> _DATA SUPPLIED_:
==============================
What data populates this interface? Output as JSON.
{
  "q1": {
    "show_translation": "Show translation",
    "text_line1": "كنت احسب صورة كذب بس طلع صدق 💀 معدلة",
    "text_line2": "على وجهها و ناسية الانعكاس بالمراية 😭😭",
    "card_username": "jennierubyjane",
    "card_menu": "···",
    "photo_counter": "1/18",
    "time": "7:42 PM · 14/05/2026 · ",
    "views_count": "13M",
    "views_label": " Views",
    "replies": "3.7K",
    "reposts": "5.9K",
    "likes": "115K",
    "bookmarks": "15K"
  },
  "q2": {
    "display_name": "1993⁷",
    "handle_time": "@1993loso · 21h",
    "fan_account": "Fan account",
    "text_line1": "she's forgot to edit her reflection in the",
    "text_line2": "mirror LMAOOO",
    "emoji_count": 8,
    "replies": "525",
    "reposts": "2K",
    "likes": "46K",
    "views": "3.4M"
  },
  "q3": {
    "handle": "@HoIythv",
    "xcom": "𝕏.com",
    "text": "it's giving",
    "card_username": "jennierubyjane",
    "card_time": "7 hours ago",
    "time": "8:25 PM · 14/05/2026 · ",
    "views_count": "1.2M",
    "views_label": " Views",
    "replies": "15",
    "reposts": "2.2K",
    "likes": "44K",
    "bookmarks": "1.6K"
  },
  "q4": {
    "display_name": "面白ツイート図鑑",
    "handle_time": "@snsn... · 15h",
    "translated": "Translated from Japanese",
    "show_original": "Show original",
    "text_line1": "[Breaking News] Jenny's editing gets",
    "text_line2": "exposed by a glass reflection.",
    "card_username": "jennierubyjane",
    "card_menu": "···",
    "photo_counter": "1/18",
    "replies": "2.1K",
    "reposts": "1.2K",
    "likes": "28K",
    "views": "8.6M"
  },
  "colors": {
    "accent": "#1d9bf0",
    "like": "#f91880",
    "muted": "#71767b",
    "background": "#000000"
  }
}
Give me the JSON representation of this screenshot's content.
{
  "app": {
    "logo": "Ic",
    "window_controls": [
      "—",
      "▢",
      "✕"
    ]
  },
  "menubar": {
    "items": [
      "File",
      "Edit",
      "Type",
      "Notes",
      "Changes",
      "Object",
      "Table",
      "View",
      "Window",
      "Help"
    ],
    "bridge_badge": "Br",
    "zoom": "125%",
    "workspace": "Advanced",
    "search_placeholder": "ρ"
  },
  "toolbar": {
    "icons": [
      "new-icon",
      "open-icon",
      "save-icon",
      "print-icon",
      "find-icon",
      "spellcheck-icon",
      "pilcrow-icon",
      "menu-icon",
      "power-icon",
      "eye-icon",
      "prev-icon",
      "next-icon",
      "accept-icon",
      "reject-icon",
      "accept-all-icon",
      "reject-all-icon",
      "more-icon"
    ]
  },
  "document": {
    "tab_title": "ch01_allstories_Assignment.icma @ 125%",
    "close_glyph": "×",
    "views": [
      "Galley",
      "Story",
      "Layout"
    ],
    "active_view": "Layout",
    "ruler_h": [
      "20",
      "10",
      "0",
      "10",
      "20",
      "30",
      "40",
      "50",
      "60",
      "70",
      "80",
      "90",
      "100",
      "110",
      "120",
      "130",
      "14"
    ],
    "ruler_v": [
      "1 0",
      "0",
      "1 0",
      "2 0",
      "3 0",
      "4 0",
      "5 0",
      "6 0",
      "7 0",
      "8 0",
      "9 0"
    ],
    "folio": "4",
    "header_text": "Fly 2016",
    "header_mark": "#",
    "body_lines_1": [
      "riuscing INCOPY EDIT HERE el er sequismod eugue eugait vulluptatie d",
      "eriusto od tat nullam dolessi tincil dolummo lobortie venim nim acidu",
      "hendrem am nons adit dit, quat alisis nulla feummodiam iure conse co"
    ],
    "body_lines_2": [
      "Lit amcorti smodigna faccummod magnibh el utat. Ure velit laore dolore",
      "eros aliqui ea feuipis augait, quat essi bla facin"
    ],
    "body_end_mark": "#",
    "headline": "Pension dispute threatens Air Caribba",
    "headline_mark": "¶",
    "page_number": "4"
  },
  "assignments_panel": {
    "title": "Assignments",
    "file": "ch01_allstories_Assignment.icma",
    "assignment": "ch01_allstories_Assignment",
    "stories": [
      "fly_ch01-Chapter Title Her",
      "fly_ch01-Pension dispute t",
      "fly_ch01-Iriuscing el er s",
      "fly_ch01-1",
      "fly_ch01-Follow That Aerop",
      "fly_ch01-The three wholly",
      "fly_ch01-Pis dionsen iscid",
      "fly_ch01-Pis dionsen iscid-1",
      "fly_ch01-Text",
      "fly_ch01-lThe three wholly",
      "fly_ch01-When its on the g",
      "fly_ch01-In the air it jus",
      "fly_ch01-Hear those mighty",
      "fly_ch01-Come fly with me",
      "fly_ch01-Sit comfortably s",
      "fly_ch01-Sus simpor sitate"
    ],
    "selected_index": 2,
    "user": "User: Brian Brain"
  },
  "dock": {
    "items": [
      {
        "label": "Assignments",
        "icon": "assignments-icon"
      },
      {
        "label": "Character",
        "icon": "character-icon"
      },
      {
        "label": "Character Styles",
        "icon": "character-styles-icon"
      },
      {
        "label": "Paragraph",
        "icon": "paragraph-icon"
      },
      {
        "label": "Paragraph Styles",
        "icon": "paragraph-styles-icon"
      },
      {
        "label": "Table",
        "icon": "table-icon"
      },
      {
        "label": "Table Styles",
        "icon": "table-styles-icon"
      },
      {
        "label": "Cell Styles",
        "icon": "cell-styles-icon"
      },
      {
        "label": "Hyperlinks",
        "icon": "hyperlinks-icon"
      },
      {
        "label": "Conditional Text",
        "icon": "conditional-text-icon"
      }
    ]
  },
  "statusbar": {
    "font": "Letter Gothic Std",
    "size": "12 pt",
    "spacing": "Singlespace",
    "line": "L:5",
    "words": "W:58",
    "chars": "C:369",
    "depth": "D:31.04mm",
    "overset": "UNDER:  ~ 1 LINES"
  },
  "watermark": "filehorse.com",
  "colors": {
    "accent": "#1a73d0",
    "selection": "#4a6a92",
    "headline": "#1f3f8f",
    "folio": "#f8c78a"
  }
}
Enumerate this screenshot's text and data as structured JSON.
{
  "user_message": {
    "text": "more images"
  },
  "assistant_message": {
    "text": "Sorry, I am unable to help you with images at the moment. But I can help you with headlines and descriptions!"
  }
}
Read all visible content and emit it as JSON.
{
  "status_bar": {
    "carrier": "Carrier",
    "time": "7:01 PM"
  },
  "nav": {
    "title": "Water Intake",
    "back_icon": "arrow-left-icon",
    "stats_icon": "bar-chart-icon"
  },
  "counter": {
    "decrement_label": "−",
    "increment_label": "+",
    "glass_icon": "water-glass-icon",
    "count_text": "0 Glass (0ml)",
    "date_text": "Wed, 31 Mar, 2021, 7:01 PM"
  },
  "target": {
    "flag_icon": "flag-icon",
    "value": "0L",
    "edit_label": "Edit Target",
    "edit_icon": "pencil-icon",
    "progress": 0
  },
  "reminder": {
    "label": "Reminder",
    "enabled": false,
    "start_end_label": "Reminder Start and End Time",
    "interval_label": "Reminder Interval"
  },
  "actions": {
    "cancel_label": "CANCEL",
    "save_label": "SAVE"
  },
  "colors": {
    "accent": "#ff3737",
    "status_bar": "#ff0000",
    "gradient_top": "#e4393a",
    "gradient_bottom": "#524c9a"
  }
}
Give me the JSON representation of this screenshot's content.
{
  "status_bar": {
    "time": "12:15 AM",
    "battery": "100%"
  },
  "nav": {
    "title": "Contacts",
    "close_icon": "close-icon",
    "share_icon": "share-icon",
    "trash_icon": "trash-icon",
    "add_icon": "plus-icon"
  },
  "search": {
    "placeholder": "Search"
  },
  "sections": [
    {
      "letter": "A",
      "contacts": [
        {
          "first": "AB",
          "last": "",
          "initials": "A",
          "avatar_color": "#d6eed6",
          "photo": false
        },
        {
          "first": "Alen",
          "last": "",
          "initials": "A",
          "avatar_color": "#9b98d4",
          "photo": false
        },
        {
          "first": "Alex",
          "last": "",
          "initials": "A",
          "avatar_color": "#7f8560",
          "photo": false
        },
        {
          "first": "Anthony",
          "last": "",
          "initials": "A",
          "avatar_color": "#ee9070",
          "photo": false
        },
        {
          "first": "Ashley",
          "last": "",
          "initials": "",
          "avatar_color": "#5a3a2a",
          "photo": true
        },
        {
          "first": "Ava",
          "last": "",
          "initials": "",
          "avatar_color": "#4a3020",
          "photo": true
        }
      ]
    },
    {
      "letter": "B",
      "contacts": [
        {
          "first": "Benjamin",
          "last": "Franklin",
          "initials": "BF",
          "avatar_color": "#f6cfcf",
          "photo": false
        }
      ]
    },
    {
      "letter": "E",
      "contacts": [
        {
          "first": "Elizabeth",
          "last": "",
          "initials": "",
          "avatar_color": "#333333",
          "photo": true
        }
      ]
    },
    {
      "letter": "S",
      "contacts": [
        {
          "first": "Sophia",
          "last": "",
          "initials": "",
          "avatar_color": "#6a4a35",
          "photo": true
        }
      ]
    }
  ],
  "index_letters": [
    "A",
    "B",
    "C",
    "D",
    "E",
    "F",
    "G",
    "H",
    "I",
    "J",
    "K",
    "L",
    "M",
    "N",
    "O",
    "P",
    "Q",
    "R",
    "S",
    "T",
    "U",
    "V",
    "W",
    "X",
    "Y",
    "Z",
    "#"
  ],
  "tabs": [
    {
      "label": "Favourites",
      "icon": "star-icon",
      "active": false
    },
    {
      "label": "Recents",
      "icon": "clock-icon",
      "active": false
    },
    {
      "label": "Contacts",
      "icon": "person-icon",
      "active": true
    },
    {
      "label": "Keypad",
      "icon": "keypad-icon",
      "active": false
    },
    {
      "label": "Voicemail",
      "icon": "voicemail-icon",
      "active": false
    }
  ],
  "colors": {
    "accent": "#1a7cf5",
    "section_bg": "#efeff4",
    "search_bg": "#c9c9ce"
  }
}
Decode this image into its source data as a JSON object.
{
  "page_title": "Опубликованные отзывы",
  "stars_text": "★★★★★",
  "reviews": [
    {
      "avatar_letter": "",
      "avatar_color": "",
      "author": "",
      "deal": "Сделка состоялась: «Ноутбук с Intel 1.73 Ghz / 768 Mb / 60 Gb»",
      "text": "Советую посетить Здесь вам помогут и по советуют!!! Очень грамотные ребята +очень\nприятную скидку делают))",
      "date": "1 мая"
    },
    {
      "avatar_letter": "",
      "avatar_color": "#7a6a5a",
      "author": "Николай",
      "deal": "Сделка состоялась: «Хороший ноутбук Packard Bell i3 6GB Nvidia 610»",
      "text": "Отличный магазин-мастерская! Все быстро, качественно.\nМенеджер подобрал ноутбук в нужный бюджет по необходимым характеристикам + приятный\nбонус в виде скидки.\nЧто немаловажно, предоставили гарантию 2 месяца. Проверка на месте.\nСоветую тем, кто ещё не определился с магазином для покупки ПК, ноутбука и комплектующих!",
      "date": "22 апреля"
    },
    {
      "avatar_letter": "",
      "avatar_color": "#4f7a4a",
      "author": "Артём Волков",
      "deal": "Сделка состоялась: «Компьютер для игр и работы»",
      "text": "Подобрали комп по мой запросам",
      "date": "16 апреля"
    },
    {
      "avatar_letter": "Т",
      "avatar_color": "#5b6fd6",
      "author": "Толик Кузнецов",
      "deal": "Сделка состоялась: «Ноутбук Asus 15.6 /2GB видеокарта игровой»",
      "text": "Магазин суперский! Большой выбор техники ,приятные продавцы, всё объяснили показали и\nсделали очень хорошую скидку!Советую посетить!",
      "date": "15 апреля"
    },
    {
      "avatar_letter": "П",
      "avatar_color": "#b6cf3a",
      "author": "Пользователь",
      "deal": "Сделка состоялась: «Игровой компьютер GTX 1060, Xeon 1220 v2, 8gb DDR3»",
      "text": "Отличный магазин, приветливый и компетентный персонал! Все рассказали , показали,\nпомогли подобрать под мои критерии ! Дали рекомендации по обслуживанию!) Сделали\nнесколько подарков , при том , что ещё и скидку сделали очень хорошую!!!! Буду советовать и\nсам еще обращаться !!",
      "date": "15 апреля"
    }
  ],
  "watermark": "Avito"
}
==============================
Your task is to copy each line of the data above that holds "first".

> _RESULT BELOW_:
          "first": "AB",
          "first": "Alen",
          "first": "Alex",
          "first": "Anthony",
          "first": "Ashley",
          "first": "Ava",
          "first": "Benjamin",
          "first": "Elizabeth",
          "first": "Sophia",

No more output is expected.